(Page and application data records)
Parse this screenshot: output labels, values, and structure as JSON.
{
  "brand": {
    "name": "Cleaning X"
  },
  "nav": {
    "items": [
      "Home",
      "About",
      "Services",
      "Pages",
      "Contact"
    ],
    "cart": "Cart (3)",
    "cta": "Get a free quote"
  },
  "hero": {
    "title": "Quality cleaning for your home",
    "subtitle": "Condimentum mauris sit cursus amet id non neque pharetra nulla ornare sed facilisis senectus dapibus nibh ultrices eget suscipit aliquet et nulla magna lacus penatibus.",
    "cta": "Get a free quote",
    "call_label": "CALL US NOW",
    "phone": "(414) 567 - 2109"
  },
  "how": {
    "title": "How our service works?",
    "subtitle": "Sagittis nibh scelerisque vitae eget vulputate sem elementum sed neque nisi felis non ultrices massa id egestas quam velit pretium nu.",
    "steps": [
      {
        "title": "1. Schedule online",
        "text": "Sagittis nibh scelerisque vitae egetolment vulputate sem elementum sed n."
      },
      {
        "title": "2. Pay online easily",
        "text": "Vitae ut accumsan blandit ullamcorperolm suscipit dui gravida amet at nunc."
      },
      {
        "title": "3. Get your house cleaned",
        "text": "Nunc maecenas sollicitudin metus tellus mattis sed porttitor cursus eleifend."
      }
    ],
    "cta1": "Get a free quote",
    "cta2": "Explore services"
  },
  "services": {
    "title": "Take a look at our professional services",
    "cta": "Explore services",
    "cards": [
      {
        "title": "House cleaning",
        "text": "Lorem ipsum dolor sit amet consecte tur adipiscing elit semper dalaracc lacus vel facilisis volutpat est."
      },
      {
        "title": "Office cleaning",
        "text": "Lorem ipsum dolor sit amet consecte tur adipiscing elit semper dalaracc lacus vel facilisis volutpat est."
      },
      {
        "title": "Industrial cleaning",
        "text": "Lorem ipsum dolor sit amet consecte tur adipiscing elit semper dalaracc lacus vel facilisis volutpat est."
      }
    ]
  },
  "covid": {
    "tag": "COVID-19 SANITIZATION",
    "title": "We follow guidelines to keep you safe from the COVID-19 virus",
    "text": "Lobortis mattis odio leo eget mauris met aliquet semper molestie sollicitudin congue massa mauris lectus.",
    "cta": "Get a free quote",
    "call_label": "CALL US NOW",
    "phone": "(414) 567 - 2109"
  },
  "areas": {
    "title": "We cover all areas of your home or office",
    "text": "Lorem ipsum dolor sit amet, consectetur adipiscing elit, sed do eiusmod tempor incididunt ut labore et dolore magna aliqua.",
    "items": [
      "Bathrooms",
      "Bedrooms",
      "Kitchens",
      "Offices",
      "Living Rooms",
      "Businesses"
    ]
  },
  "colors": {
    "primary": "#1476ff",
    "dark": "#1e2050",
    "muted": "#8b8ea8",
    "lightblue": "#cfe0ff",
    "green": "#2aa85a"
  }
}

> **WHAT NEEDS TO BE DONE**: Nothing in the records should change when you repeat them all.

> **WRITTEN SOLUTION**:
Parse this screenshot: output labels, values, and structure as JSON.
{
  "brand": {
    "name": "Cleaning X"
  },
  "nav": {
    "items": [
      "Home",
      "About",
      "Services",
      "Pages",
      "Contact"
    ],
    "cart": "Cart (3)",
    "cta": "Get a free quote"
  },
  "hero": {
    "title": "Quality cleaning for your home",
    "subtitle": "Condimentum mauris sit cursus amet id non neque pharetra nulla ornare sed facilisis senectus dapibus nibh ultrices eget suscipit aliquet et nulla magna lacus penatibus.",
    "cta": "Get a free quote",
    "call_label": "CALL US NOW",
    "phone": "(414) 567 - 2109"
  },
  "how": {
    "title": "How our service works?",
    "subtitle": "Sagittis nibh scelerisque vitae eget vulputate sem elementum sed neque nisi felis non ultrices massa id egestas quam velit pretium nu.",
    "steps": [
      {
        "title": "1. Schedule online",
        "text": "Sagittis nibh scelerisque vitae egetolment vulputate sem elementum sed n."
      },
      {
        "title": "2. Pay online easily",
        "text": "Vitae ut accumsan blandit ullamcorperolm suscipit dui gravida amet at nunc."
      },
      {
        "title": "3. Get your house cleaned",
        "text": "Nunc maecenas sollicitudin metus tellus mattis sed porttitor cursus eleifend."
      }
    ],
    "cta1": "Get a free quote",
    "cta2": "Explore services"
  },
  "services": {
    "title": "Take a look at our professional services",
    "cta": "Explore services",
    "cards": [
      {
        "title": "House cleaning",
        "text": "Lorem ipsum dolor sit amet consecte tur adipiscing elit semper dalaracc lacus vel facilisis volutpat est."
      },
      {
        "title": "Office cleaning",
        "text": "Lorem ipsum dolor sit amet consecte tur adipiscing elit semper dalaracc lacus vel facilisis volutpat est."
      },
      {
        "title": "Industrial cleaning",
        "text": "Lorem ipsum dolor sit amet consecte tur adipiscing elit semper dalaracc lacus vel facilisis volutpat est."
      }
    ]
  },
  "covid": {
    "tag": "COVID-19 SANITIZATION",
    "title": "We follow guidelines to keep you safe from the COVID-19 virus",
    "text": "Lobortis mattis odio leo eget mauris met aliquet semper molestie sollicitudin congue massa mauris lectus.",
    "cta": "Get a free quote",
    "call_label": "CALL US NOW",
    "phone": "(414) 567 - 2109"
  },
  "areas": {
    "title": "We cover all areas of your home or office",
    "text": "Lorem ipsum dolor sit amet, consectetur adipiscing elit, sed do eiusmod tempor incididunt ut labore et dolore magna aliqua.",
    "items": [
      "Bathrooms",
      "Bedrooms",
      "Kitchens",
      "Offices",
      "Living Rooms",
      "Businesses"
    ]
  },
  "colors": {
    "primary": "#1476ff",
    "dark": "#1e2050",
    "muted": "#8b8ea8",
    "lightblue": "#cfe0ff",
    "green": "#2aa85a"
  }
}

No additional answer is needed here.